§ Exercise objective
Character for character, give back every line below.

━━━━━━━━

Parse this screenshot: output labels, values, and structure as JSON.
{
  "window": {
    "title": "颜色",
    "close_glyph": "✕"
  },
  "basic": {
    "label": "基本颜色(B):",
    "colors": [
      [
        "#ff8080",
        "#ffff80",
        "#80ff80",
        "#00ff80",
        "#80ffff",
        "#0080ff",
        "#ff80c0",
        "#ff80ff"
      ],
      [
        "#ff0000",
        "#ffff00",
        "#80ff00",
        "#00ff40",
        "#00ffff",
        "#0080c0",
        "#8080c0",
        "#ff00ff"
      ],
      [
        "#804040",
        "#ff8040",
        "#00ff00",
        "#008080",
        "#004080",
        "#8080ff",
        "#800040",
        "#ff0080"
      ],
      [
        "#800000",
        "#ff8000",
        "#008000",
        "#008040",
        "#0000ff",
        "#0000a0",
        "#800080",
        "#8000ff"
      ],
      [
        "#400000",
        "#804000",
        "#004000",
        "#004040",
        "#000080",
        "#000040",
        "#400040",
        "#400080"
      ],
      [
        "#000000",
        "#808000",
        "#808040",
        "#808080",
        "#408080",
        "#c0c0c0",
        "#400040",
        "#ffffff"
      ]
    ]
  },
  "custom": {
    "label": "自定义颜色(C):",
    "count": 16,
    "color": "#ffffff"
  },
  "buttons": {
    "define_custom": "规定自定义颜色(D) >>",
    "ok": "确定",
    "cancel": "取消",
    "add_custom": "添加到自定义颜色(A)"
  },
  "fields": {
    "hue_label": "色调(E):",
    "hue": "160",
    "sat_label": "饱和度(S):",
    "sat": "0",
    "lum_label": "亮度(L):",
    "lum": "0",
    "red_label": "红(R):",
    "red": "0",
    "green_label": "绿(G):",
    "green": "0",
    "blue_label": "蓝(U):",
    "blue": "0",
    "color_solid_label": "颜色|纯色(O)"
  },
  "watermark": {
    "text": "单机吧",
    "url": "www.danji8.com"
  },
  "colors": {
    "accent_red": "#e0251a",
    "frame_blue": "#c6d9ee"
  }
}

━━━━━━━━

§ Exercise answer
Parse this screenshot: output labels, values, and structure as JSON.
{
  "window": {
    "title": "颜色",
    "close_glyph": "✕"
  },
  "basic": {
    "label": "基本颜色(B):",
    "colors": [
      [
        "#ff8080",
        "#ffff80",
        "#80ff80",
        "#00ff80",
        "#80ffff",
        "#0080ff",
        "#ff80c0",
        "#ff80ff"
      ],
      [
        "#ff0000",
        "#ffff00",
        "#80ff00",
        "#00ff40",
        "#00ffff",
        "#0080c0",
        "#8080c0",
        "#ff00ff"
      ],
      [
        "#804040",
        "#ff8040",
        "#00ff00",
        "#008080",
        "#004080",
        "#8080ff",
        "#800040",
        "#ff0080"
      ],
      [
        "#800000",
        "#ff8000",
        "#008000",
        "#008040",
        "#0000ff",
        "#0000a0",
        "#800080",
        "#8000ff"
      ],
      [
        "#400000",
        "#804000",
        "#004000",
        "#004040",
        "#000080",
        "#000040",
        "#400040",
        "#400080"
      ],
      [
        "#000000",
        "#808000",
        "#808040",
        "#808080",
        "#408080",
        "#c0c0c0",
        "#400040",
        "#ffffff"
      ]
    ]
  },
  "custom": {
    "label": "自定义颜色(C):",
    "count": 16,
    "color": "#ffffff"
  },
  "buttons": {
    "define_custom": "规定自定义颜色(D) >>",
    "ok": "确定",
    "cancel": "取消",
    "add_custom": "添加到自定义颜色(A)"
  },
  "fields": {
    "hue_label": "色调(E):",
    "hue": "160",
    "sat_label": "饱和度(S):",
    "sat": "0",
    "lum_label": "亮度(L):",
    "lum": "0",
    "red_label": "红(R):",
    "red": "0",
    "green_label": "绿(G):",
    "green": "0",
    "blue_label": "蓝(U):",
    "blue": "0",
    "color_solid_label": "颜色|纯色(O)"
  },
  "watermark": {
    "text": "单机吧",
    "url": "www.danji8.com"
  },
  "colors": {
    "accent_red": "#e0251a",
    "frame_blue": "#c6d9ee"
  }
}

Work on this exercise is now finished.